The work takes the form of a series of experiments exploring the idea of mutation to evolve new textile ‘life forms’. The principles of generative art are used to create a series of rules that determine the shape and form of organic 'specimens'. Variables of size, shape, sequence and number have aleatory values, ie. generated randomly.
The resulting specimens show a lot of variation. The diagrams are also interesting. An element of interpretation of the pattern variables is required in drawing up the patterns, and then further interpretation in the making process.
Naturally, the 3D forms that have arisen are more organic and resemble creatures than the flat 2D ones. I need to gear the next series of experiments towards three dimensionality. One method would be to introduce modular forms into the randemiser.
The diagrams remind me of xray crystallography of DNA – they exhibit more of a pattern when viewed at a much reduced scale.
Diagrammatic codes used for crochet, knit and needlelace stitches. These are standard crochet codes in common usage, but the knit and needlelace codes have been invented to provide a more 3D interpretation.
Textile process - crochet - knit - needlelace Stitch - will vary according to process Form - start with sphere – disk – tube – spiral – pyramid Dimensions - number of stitches – rows - iterations Materials Colour Surface modifications picot – spike – loop – frill – ridge hole – indentation – raised found objects wax – paint – varnish
Each variable will have either a discreet series or range of values eg. rows / stitches will have values with upper / lower limits, while process will have values of knit, crochet or needlelace. The preliminary experiment will confirm or modify the variables and their values. Sampling might be part or a complete specimen, enough to see what works. Stitch size and tools (hook / needlesize) will be determined by the sampler.
Ideas– genetics, dna, mutation, inheritance, natural selection, evolution Rules – variables such as technique (process?), dimensions, form, pattern with discreet limits Mutation– Chance – random generator of values for rules Genetic code – assign codes to stitch types, diagrammatic interpretations of pattern Selection – viability and aesthetic choices Evolution – selected specimens as starting point for next generation Classification – identify relationships, naming Documentation – pattern, stages of development (photography)
A good strong and very open structure was produced in Specimen 6 using the fine wire and freely looping with a crochet hook. This could be used to create very small specimens, where knitting needles could not be manipulated. The telephone wire needlelace used for Specimen 7 was very tough to work on this scale and could not be knitted or crocheted, but also the banding created a mottled pattern that was not appropriate. The Bamboo paper yarn knitted and crocheted in Specimens 8 and 9 did not have enough body to retain a form, and created too opaque a fabric.
In Specimen 1 and 2, the finest coated wire at 0.2mm does not have the strength to hold form using crochet and produces a floppy fabric. Specimen 3 is more successful using knitting with fine needles to produce a denser fabric, while still retaining an element of transparency. This will be required to interpret layering.
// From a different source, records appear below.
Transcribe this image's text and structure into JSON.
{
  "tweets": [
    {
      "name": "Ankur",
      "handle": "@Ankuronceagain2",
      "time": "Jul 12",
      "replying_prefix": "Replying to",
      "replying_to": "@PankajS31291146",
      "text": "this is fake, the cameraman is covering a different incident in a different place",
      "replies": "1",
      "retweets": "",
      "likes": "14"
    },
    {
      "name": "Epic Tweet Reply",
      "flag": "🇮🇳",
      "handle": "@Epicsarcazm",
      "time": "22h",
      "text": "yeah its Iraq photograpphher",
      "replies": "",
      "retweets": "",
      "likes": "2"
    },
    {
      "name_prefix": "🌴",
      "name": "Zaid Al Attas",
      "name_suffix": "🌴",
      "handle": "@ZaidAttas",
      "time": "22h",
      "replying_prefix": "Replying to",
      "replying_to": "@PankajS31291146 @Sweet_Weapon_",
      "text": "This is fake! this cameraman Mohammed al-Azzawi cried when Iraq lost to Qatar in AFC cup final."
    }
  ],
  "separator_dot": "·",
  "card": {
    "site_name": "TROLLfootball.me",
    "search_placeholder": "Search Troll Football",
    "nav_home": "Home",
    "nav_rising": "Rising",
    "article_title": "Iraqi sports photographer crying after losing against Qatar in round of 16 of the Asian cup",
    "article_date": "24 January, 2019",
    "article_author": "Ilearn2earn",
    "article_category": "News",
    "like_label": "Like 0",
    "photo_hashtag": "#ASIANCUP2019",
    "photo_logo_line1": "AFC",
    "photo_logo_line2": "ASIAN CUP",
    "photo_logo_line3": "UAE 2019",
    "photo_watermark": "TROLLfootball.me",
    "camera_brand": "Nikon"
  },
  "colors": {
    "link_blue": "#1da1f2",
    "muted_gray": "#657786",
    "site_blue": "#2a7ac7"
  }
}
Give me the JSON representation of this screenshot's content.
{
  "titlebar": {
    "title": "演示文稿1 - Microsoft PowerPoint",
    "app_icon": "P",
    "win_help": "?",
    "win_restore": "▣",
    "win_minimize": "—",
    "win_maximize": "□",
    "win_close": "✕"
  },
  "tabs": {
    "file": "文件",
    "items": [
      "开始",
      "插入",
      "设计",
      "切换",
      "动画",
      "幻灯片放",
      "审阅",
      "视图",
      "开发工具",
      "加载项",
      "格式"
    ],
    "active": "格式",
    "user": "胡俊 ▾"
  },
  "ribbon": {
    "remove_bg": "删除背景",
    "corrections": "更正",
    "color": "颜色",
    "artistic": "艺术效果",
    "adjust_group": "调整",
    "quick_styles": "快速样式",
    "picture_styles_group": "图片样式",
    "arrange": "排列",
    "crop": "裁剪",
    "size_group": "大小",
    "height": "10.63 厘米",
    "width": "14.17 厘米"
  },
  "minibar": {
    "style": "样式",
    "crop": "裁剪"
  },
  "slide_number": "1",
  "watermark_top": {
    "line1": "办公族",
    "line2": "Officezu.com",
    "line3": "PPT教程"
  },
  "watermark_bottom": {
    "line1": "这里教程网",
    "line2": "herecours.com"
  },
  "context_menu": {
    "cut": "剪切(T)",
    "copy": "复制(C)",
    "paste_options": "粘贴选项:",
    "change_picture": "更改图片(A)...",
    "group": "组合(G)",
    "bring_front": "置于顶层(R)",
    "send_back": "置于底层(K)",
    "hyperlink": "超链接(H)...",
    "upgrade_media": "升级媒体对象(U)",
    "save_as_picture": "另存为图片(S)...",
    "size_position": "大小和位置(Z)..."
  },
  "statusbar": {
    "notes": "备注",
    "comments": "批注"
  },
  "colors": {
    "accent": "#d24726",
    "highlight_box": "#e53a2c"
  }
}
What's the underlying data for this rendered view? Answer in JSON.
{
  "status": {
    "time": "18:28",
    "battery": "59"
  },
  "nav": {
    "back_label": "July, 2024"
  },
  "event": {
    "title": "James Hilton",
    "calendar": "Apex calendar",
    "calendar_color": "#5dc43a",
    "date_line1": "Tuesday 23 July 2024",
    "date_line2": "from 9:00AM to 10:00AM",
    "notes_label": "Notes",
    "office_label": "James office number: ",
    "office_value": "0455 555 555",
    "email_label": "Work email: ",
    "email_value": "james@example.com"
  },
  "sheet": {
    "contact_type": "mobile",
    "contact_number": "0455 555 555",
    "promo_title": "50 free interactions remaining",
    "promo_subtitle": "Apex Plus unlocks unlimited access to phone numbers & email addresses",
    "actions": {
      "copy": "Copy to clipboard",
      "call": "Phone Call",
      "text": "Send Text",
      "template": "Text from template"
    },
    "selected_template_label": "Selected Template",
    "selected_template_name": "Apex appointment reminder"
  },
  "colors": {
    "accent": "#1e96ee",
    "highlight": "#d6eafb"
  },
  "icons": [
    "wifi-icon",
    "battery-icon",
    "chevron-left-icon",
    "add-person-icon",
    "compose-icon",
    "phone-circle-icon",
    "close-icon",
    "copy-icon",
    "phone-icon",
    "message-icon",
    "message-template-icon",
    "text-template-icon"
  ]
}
The gel yarn used for Specimen 4 proved difficult – its tackiness making it stick to the needles and itself and causing the sphere to implode. A favourite material, fine paper string, was used for Specimen 5, but couldn’t hold the sphere shape on this scale and the fabric produced was too opaque.
Have chosen to work with the fine coated wire (0.25 and 0.31mm gauge) using knitting and free looping, for it’s ability to hold form and degree of transparency which will interpret layering. Crochet produces too textured a surface in the wire which distracts from the forms. The wire has a ‘springiness’ which brings the organic specimens to life.
In this series, I have tried out various materials, using appropriate techniques. My intention is to restrict the materials used in later Series, in order to concentrate on form but at the same time add an element of uniformity. I have taken a very basic modular shape of a cone and sphere joined by a short tube, as exhibited in Specimen 6 of Series 1.